10) Despite my relief at being done with the written portion, I'm not done yet....so this feeling is sort of anticlimactic. I have the oral defense in about 4 weeks. So now I get to sit and stew a little before I go before my committee. Had I thought this out a little better, I think I would have tried to schedule this as close to the two weeks post submission as possible. Oh well....I guess I'll keep busy with other projects, for now....

Wednesday, January 2, 2013


It's a new year and as is customary, I am pondering a few different resolutions. In thinking about resolving, or maybe about being more resolute, I began to wonder why we equate a new year to new hopes, dreams, and aspirations. Is the new year really a reset button? A chance to start over? If making resolutions is linked to the start of a new, fresh timeline, why not decrease the time it takes to make us feel excited about change to 24 hours? Why not make resolutions every day? The answer is that it would really get tiresome. Imagine getting all ramped up to plan for a new day, every day, every week, every month, 365 days of the year. Where's the excitement in that? Better to reserve that energy for a big milestone, not each 365 days of the year, but each year of 365 days...

With all of that rationalizing out of my system, on to my resolutions. When setting goals, or making resolutions, one should adhere to the SMART criteria: set goals that are SPECIFIC, MEASUREABLE, ATTAINABLE, RELEVANT, TIME-BOUND. My resolutions are two-fold: a little something the body and the mind!

For my body, I resolve to train for two half marathons this year. I've been working on building my mileage and doing some weight training despite the hectic holiday season. I've already signed up for one that is (seemingly rapidly) approaching in early March - the Seaside Half Marathon. It's a slightly hilly run along scenic 30A in the Gulf Coast of Florida. It's also sponsored by Vera Bradley, and I suppose that is a partial motivator for signing up for this one! The second half marathon will be in the fall - the Pensacola Half Marathon. Unfortunately, this will involve training during the warm summer months. Thank god for the occasional air-conditioned treadmill run...

I had a low motivation semester this past Fall. So, for my mind, I resolve to remain focused on this doctoral program with planned graduation 2014.  Specifically, I'm preparing for my comps for late January. Here's the kicker though, I won't be done with my comps until mid February! I have a written part (January) and then an oral defense (mid February). I get to wait in anxiety for almost 4 weeks in between. Yay. Oh, wait, I'm already sounding downtrodden. Hold on, let me put on my excited, resolute tone....When I'm done with my comps, I get to (drum roll) work on my dissertation! Yipee!
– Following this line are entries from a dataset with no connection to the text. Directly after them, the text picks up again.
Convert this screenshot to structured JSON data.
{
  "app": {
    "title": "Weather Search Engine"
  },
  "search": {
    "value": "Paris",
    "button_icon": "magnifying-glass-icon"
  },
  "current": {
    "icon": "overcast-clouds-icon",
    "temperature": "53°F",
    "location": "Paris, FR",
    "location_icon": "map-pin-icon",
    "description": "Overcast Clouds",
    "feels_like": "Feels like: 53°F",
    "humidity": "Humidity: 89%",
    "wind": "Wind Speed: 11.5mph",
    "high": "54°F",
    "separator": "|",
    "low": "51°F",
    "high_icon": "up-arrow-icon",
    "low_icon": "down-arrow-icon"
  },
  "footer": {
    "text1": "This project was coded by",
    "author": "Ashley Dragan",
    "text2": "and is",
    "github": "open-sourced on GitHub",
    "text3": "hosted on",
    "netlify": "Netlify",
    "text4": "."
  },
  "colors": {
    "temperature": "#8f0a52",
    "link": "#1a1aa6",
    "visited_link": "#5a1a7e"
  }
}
No, actually, that is real excitement. Partially because I already have a specific timeline prepared (with milestones!) for this phase of my program. Also, for the past few years, I've been working on courses that have been preparing me for this period....and soon (fingers crossed), I'll get to be in that phase. Just...a ....few....more...hoops.

So that's it. Two resolutions. Of course, there are a number of little resolutions that lead to the accomplishment of the two big ones. So maybe we don't get out of making shorter-term goals along the way. They may not be every 24 hours, but perhaps we'd consider every few days? These little resolutions and any related, small successes or failures can be documented along the way....and I'll be able to look back at the end of this new year and say that I've made the progress I had once resolved to make.